(English version of “Noli Me Tangere”)
Thy will be done on earth.
While our characters are deep in slumber or busy with their breakfasts, let us turn our attention to Capitan Tiago. We have never had the honor of being his guest, so it is neither our right nor our duty to pass him by slightingly, even under the stress of important events.
Low in stature, with a clear complexion, a corpulent figure and a full face, thanks to the liberal supply of fat which according to his admirers was the gift of Heaven and which his enemies averred was the blood of the poor, Capitan Tiago appeared to be younger than he really was; he might have been thought between thirty and thirty-five years of age. At the time of our story his countenance always wore a sanctified look; his little round head, covered with ebony-black hair cut long in front and short behind, was reputed to contain many things of weight; his eyes, small but with no Chinese slant, never varied in expression; his nose was slender and not at all inclined to flatness; and if his mouth had not been disfigured by the immoderate use of tobacco and buyo, which, when chewed and gathered in one cheek, marred the symmetry of his features, we would say that he might properly have considered himself a handsome man and have passed for such. Yet in spite of this bad habit he kept marvelously white both his natural teeth and also the two which the dentist furnished him at twelve pesos each.
He was considered one of the richest landlords in Binondo and a planter of some importance by reason of his estates in Pampanga and Laguna, principally in the town of San Diego, the income from which increased with each year. San Diego, on account of its agreeable baths, its famous cockpit, and his cherished memories of the place, was his favorite town, so that he spent at least two months of the year there. His holdings of real estate in the city were large, and it is superfluous to state that the opium monopoly controlled by him and a Chinese brought in large profits. They also had the lucrative contract of feeding the prisoners in Bilibid and furnished zacate to many of the stateliest establishments in Manila through the medium of contracts, of course.
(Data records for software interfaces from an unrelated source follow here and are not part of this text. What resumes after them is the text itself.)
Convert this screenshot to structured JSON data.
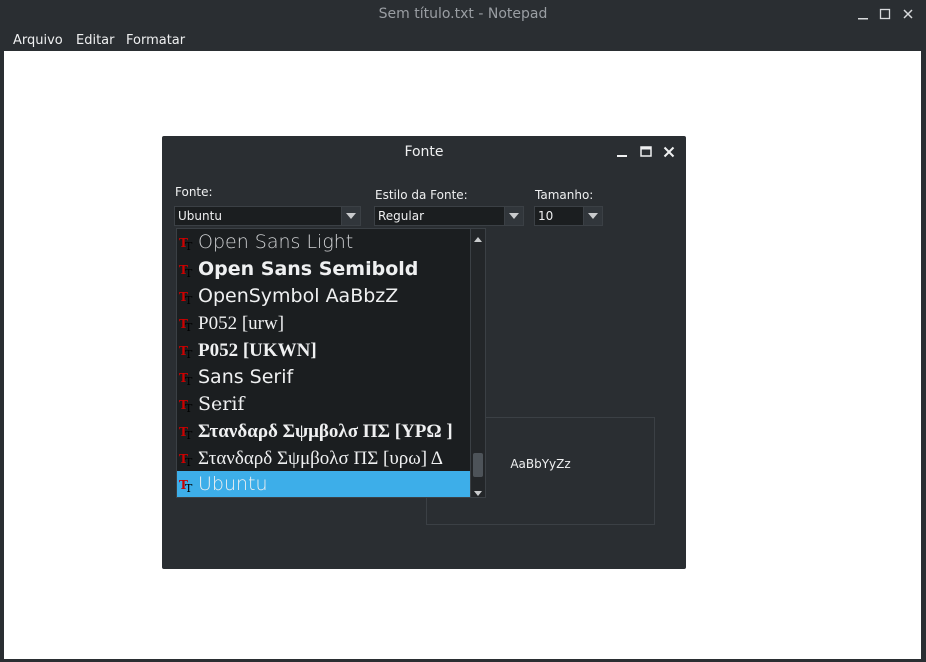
{
  "window": {
    "title": "Sem título.txt - Notepad"
  },
  "menu": {
    "items": [
      "Arquivo",
      "Editar",
      "Formatar"
    ]
  },
  "dialog": {
    "title": "Fonte",
    "font_label": "Fonte:",
    "font_value": "Ubuntu",
    "style_label": "Estilo da Fonte:",
    "style_value": "Regular",
    "size_label": "Tamanho:",
    "size_value": "10",
    "font_list": [
      "Open Sans Light",
      "Open Sans Semibold",
      "OpenSymbol  AaBbzZ",
      "P052 [urw]",
      "P052 [UKWN]",
      "Sans Serif",
      "Serif",
      "Στανδαρδ Σψμβολσ ΠΣ [ΥΡΩ ]",
      "Στανδαρδ Σψμβολσ ΠΣ [υρω]  Δ",
      "Ubuntu"
    ],
    "preview_text": "AaBbYyZz"
  },
  "colors": {
    "selection": "#3daee9",
    "dialog_bg": "#2a2e32",
    "list_bg": "#1b1e20",
    "icon_red": "#cc0000"
  }
}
Standing well with all the authorities, clever, cunning, and even bold in speculating upon the wants of others, he was the only formidable rival of a certain Perez in the matter of the farming-out of revenues and the sale of offices and appointments, which the Philippine government always confides to private persons. Thus, at the time of the events here narrated, Capitan Tiago was a happy man in so far as it is possible for a narrow-brained individual to be happy in such a land: he was rich, and at peace with God, the government, and men.